The fact is that the President has a lot of mending and confidence-building to do with a number of constituencies. Not only is the press one of those constituencies, but it is also one of the key groups that can help Bill Clinton improve his image with others. And so, says Branegan, one should take note of the context in which the press conference ocurred. “For one thing,” he says, “it followed on the heels of an off-the-record dinner about his recent South American trip and a humorous self-deprecating address on Thursday before a gathering of radio and TV journalists.” For another, it comes just before the White House starts to make itself more accessible again. If the press conference is assessed as having gone well, says Branegan, “the President is expected to start granting individual interviews with the media.” In other words, the conference was in large measure a trial balloon to see if -- and how -- the President can move on.
After nearly a year of dodging a full-fledged news conference with the press -- you may remember a little political distraction called impeachment -- the President went before the White House press corps on Friday to address the issues of state.

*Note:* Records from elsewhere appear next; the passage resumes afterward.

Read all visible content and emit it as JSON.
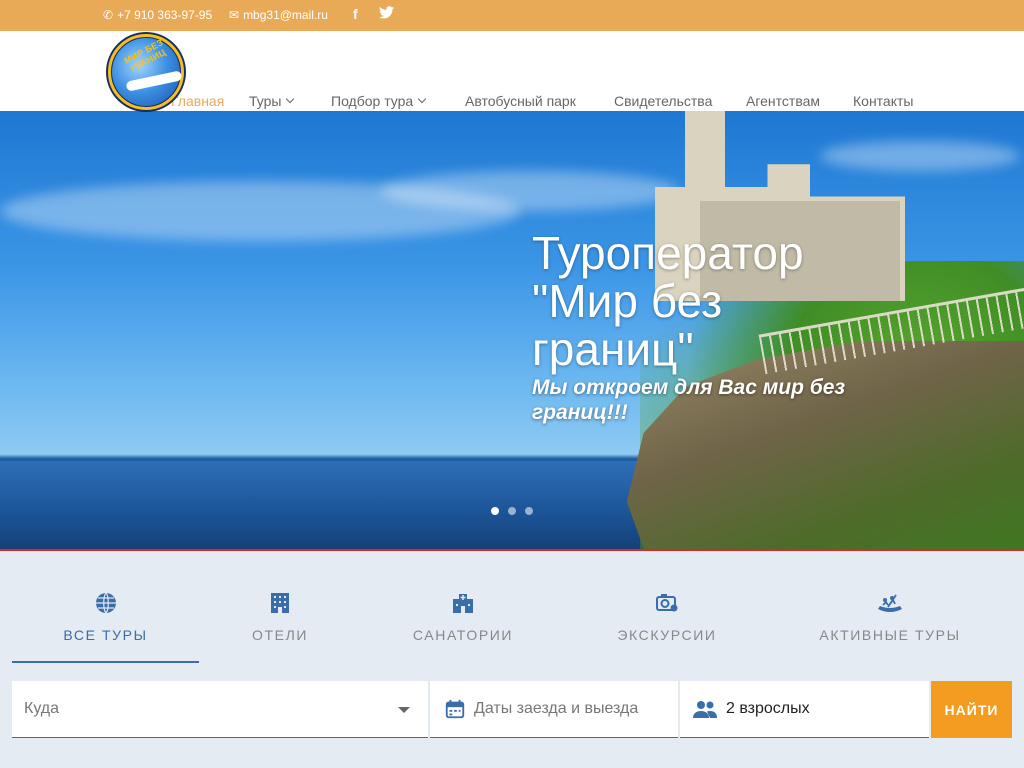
{
  "topbar": {
    "phone": "+7 910 363-97-95",
    "email": "mbg31@mail.ru",
    "social": [
      "facebook-icon",
      "twitter-icon"
    ]
  },
  "logo": {
    "text": "МИР БЕЗ ГРАНИЦ"
  },
  "nav": {
    "items": [
      {
        "label": "Главная",
        "active": true
      },
      {
        "label": "Туры",
        "dropdown": true
      },
      {
        "label": "Подбор тура",
        "dropdown": true
      },
      {
        "label": "Автобусный парк"
      },
      {
        "label": "Свидетельства"
      },
      {
        "label": "Агентствам"
      },
      {
        "label": "Контакты"
      }
    ]
  },
  "hero": {
    "title": "Туроператор \"Мир без границ\"",
    "subtitle": "Мы откроем для Вас мир без границ!!!",
    "slides": 3,
    "active_slide": 1
  },
  "search": {
    "tabs": [
      {
        "label": "Все туры",
        "icon": "globe-icon",
        "active": true
      },
      {
        "label": "Отели",
        "icon": "hotel-icon"
      },
      {
        "label": "Санатории",
        "icon": "sanatorium-icon"
      },
      {
        "label": "Экскурсии",
        "icon": "camera-icon"
      },
      {
        "label": "Активные туры",
        "icon": "rafting-icon"
      }
    ],
    "where_placeholder": "Куда",
    "dates_placeholder": "Даты заезда и выезда",
    "guests_value": "2 взрослых",
    "submit_label": "НАЙТИ"
  },
  "colors": {
    "topbar": "#e9aa57",
    "accent": "#3a6ea8",
    "button": "#f39c1f"
  }
}
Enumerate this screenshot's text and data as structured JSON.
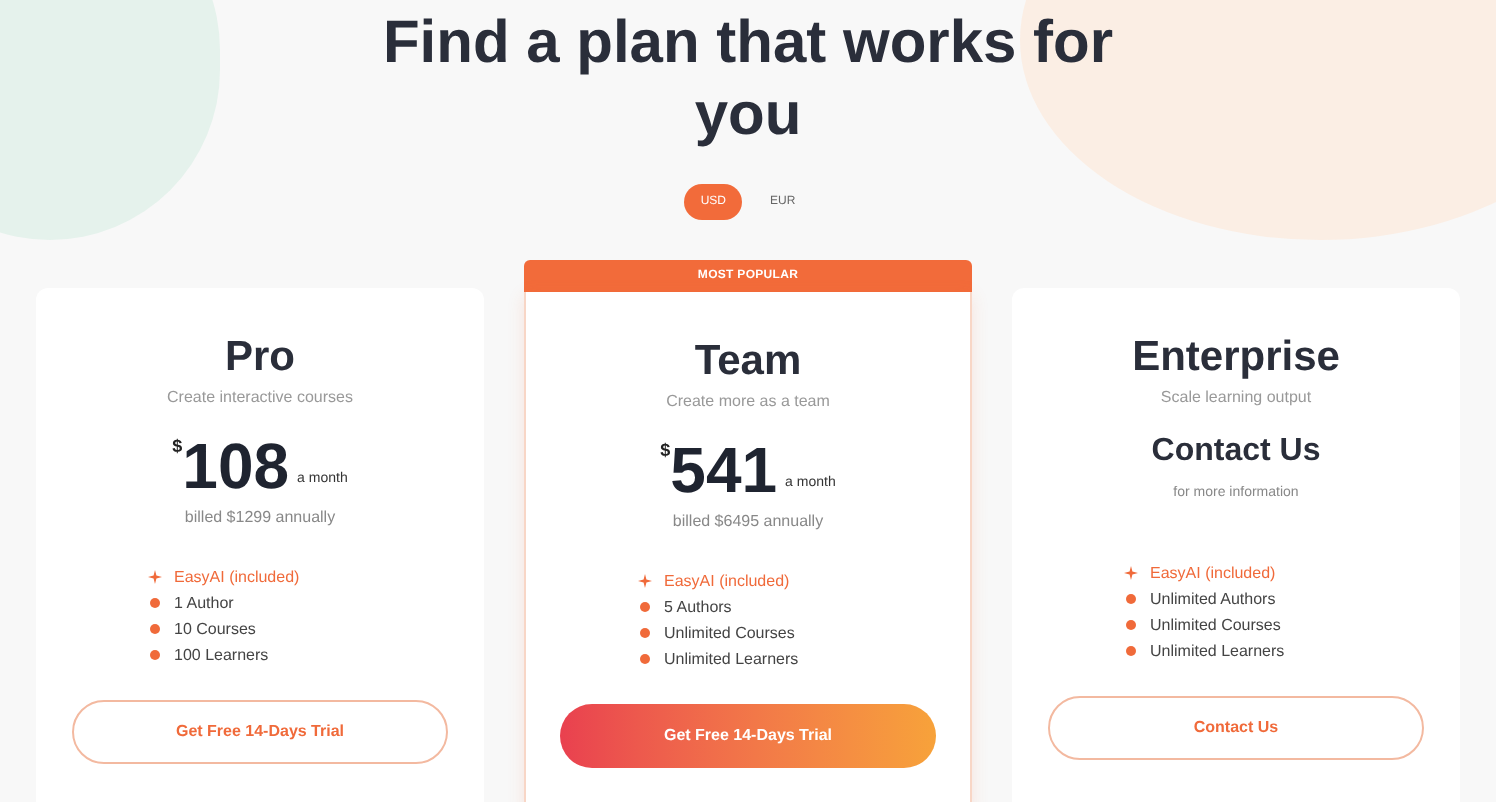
{
  "heading": "Find a plan that works for you",
  "currencies": [
    {
      "label": "USD",
      "selected": true
    },
    {
      "label": "EUR",
      "selected": false
    }
  ],
  "plans": [
    {
      "name": "Pro",
      "tagline": "Create interactive courses",
      "price": {
        "kind": "amount",
        "symbol": "$",
        "amount": "108",
        "period": "a month",
        "note": "billed $1299 annually"
      },
      "features": [
        {
          "kind": "ai",
          "text": "EasyAI (included)"
        },
        {
          "kind": "bullet",
          "text": "1 Author"
        },
        {
          "kind": "bullet",
          "text": "10 Courses"
        },
        {
          "kind": "bullet",
          "text": "100 Learners"
        }
      ],
      "button": {
        "label": "Get Free 14-Days Trial",
        "kind": "outline"
      }
    },
    {
      "name": "Team",
      "tagline": "Create more as a team",
      "badge": "MOST POPULAR",
      "price": {
        "kind": "amount",
        "symbol": "$",
        "amount": "541",
        "period": "a month",
        "note": "billed $6495 annually"
      },
      "features": [
        {
          "kind": "ai",
          "text": "EasyAI (included)"
        },
        {
          "kind": "bullet",
          "text": "5 Authors"
        },
        {
          "kind": "bullet",
          "text": "Unlimited Courses"
        },
        {
          "kind": "bullet",
          "text": "Unlimited Learners"
        }
      ],
      "button": {
        "label": "Get Free 14-Days Trial",
        "kind": "filled"
      }
    },
    {
      "name": "Enterprise",
      "tagline": "Scale learning output",
      "price": {
        "kind": "contact",
        "title": "Contact Us",
        "note": "for more information"
      },
      "features": [
        {
          "kind": "ai",
          "text": "EasyAI (included)"
        },
        {
          "kind": "bullet",
          "text": "Unlimited Authors"
        },
        {
          "kind": "bullet",
          "text": "Unlimited Courses"
        },
        {
          "kind": "bullet",
          "text": "Unlimited Learners"
        }
      ],
      "button": {
        "label": "Contact Us",
        "kind": "outline"
      }
    }
  ]
}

The President used the session to lay out the political groundwork for military intervention in Kosovo, to defend his human rights and security policies regarding China, and yes -- how could he avoid it -- to promote an image of marital peace (“We love each other very much and we’re working on it,” said the President). “The event,” says TIME White House Correspondent Jay Branegan, “was part of Bill Clinton’s new charm offensive with the press.”